Last week, the Bennett College for women community came together to provide information on sexual assault awareness. We were aligned with the many who recognize the month of April as sexual assault awareness month. Indeed, president Barack Obama issued a proclamation on April 8 marking the month and making important comments on issues that are raised when we look at sexual assault.
Women who are 18-24 are especially at risk for sexual assault. According to the president's proclamation, more than 10 percent of high school students, and more than 13 percent of college students are victims of sexual assault. This comes from reported data – many do not report their attacks to the police.

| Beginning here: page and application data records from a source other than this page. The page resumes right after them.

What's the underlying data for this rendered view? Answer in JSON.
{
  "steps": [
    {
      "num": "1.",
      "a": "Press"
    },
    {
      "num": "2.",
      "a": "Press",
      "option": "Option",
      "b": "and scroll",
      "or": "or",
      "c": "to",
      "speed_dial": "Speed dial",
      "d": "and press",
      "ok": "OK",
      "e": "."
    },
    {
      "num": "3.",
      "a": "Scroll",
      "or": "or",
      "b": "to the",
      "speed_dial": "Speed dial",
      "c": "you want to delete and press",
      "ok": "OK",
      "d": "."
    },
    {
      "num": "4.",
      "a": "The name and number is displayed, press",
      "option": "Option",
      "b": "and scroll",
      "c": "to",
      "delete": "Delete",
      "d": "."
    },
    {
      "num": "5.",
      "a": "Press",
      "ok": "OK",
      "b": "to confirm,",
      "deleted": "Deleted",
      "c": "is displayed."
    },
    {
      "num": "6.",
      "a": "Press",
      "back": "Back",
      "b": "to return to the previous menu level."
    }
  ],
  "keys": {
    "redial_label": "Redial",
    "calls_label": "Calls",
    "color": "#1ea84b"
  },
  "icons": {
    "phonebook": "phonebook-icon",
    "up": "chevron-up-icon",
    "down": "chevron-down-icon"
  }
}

Every two minutes in the United States, someone is sexually assaulted. Yet, these are crimes we do not take seriously enough. In an effort to understand "both sides" of the story, too often the young men who sexually assault women are excused as immature and unknowing. Why would we ruin the life of a promising young man, I was once asked, because he simply made a "mistake"?
The answer is that there is a young woman living with the mistake, living with the scarring that comes from a sexual assault. She is too often pressured by friends and colleagues to view her assault as a misunderstanding, too often asked to think of her own culpability.
Yet, President Obama has made it clear that there must be compassion in dealing with victims. In his proclamation, he says, "Victims need an array of services to heal from the trauma of sexual assault, including crisis intervention, 24-hour sexual assault hotlines, medical and criminal justice accompaniment, advocacy, and counseling."
The federal government has helped stem the tide of sexual assault by providing the essential services the president mentions in his proclamation. The Violence Against Women Act of 2005 authorized the Sexual Assault Services Program, which represents the first federal funding for sexual assault services. Additionally, the Crime Victims Fund, authorized in 1984, provides money for services to the victims of sexual assault.
Still, it is amazing that sexual assault is treated differently than other kinds of assault, that the word "sexual" in front of the description of a vicious crime often makes it more understandable, even acceptable.
While the analogy is not perfect, our willingness to accept the assault of women by men is much like the public discussion of the alleged assault of Chris Brown on Rihanna. Did she provoke it? Did she deserve it? Don't even surf the Internet to plug into this drama. Many a young woman will tell you the story, from her perspective, of why young Chris Brown should not be incarcerated.
Then look at the photos of the bruised and battered Rihanna and wonder what young women think is acceptable!
According to President Obama's proclamation, 18 percent of women have been raped at least once in their lifetime.
That is nearly one in five women, and that is only the women who have reported their assaults. The racial breakdown on data is not clear, but it is likely that Black women are more likely than others to be victims of sexual assault.
Because of our complex relationships with law enforcement, too many Black women may choose not to report their assaults, yet our entire community suffers from the pain that women feel when they are assaulted. We collectively swallow the pain, the anger, and the scarring that comes from these sexual assaults.
The African American community must be as serious about assaults against women as we are about police brutality. These assaults are not lesser because they happen in our community. Indeed, they may be greater because they hit us where we live – in the lives of the women that are the very backbone of our community. There is a pain that has been infused into the fabric of African American life; the pain is partly an historical pain, but is also the very present pain of the pervasive violation of our sprits.
The beloved former Essence editor Susan Taylor says, "Hurt people hurt people." Can we really afford to have one in five African American women carry the burden of sexual assault into our community and into our worlds? In her pain, who does the assaulted woman hurt? What can we do to support her?
Even as President Obama has lifted April up for sexual assault awareness, so must we be mindful of the effects of these crimes, mostly against women (men are also sexually assaulted). I am appreciative of the presidential proclamation and hope our nation is equal to the challenge of making sexual violence so phenomenally unacceptable that we take aggressive action against it.
Julianne Malveaux is president of Bennett College for Women. She can be reached at firstname.lastname@example.org.